| Problem description |
Would you please retype the records that follow, word for word?

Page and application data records
════════════════════

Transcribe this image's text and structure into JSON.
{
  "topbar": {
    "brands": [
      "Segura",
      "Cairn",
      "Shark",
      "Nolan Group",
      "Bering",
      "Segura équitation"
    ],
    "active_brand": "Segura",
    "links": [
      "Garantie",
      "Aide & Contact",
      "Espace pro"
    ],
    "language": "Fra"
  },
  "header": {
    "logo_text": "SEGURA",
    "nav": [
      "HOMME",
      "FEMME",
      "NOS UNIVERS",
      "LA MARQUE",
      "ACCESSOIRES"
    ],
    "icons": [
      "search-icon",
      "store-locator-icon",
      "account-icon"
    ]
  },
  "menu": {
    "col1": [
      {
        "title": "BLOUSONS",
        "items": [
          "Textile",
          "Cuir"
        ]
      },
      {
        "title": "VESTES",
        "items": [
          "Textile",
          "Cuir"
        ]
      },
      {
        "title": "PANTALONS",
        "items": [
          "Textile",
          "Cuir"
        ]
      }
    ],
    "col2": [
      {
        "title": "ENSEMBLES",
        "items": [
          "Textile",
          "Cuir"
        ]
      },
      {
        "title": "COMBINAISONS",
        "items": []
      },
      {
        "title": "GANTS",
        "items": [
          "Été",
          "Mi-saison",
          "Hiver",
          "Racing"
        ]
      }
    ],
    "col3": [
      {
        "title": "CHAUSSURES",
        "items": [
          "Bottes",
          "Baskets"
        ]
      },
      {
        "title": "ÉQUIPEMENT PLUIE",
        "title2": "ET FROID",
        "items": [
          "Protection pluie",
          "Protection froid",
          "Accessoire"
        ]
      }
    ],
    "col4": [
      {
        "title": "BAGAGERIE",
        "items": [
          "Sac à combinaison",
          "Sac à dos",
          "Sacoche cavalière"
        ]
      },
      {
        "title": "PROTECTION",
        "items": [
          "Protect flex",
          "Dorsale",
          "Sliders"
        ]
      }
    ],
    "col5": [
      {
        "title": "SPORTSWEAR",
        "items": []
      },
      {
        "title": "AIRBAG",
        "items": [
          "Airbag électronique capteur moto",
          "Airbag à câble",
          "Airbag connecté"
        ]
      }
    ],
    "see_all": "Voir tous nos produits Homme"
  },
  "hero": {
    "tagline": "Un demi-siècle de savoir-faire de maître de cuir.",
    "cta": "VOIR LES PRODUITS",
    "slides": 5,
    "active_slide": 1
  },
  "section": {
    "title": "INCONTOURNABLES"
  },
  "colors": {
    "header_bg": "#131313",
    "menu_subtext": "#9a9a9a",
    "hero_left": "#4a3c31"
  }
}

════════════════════

| Response |
Transcribe this image's text and structure into JSON.
{
  "topbar": {
    "brands": [
      "Segura",
      "Cairn",
      "Shark",
      "Nolan Group",
      "Bering",
      "Segura équitation"
    ],
    "active_brand": "Segura",
    "links": [
      "Garantie",
      "Aide & Contact",
      "Espace pro"
    ],
    "language": "Fra"
  },
  "header": {
    "logo_text": "SEGURA",
    "nav": [
      "HOMME",
      "FEMME",
      "NOS UNIVERS",
      "LA MARQUE",
      "ACCESSOIRES"
    ],
    "icons": [
      "search-icon",
      "store-locator-icon",
      "account-icon"
    ]
  },
  "menu": {
    "col1": [
      {
        "title": "BLOUSONS",
        "items": [
          "Textile",
          "Cuir"
        ]
      },
      {
        "title": "VESTES",
        "items": [
          "Textile",
          "Cuir"
        ]
      },
      {
        "title": "PANTALONS",
        "items": [
          "Textile",
          "Cuir"
        ]
      }
    ],
    "col2": [
      {
        "title": "ENSEMBLES",
        "items": [
          "Textile",
          "Cuir"
        ]
      },
      {
        "title": "COMBINAISONS",
        "items": []
      },
      {
        "title": "GANTS",
        "items": [
          "Été",
          "Mi-saison",
          "Hiver",
          "Racing"
        ]
      }
    ],
    "col3": [
      {
        "title": "CHAUSSURES",
        "items": [
          "Bottes",
          "Baskets"
        ]
      },
      {
        "title": "ÉQUIPEMENT PLUIE",
        "title2": "ET FROID",
        "items": [
          "Protection pluie",
          "Protection froid",
          "Accessoire"
        ]
      }
    ],
    "col4": [
      {
        "title": "BAGAGERIE",
        "items": [
          "Sac à combinaison",
          "Sac à dos",
          "Sacoche cavalière"
        ]
      },
      {
        "title": "PROTECTION",
        "items": [
          "Protect flex",
          "Dorsale",
          "Sliders"
        ]
      }
    ],
    "col5": [
      {
        "title": "SPORTSWEAR",
        "items": []
      },
      {
        "title": "AIRBAG",
        "items": [
          "Airbag électronique capteur moto",
          "Airbag à câble",
          "Airbag connecté"
        ]
      }
    ],
    "see_all": "Voir tous nos produits Homme"
  },
  "hero": {
    "tagline": "Un demi-siècle de savoir-faire de maître de cuir.",
    "cta": "VOIR LES PRODUITS",
    "slides": 5,
    "active_slide": 1
  },
  "section": {
    "title": "INCONTOURNABLES"
  },
  "colors": {
    "header_bg": "#131313",
    "menu_subtext": "#9a9a9a",
    "hero_left": "#4a3c31"
  }
}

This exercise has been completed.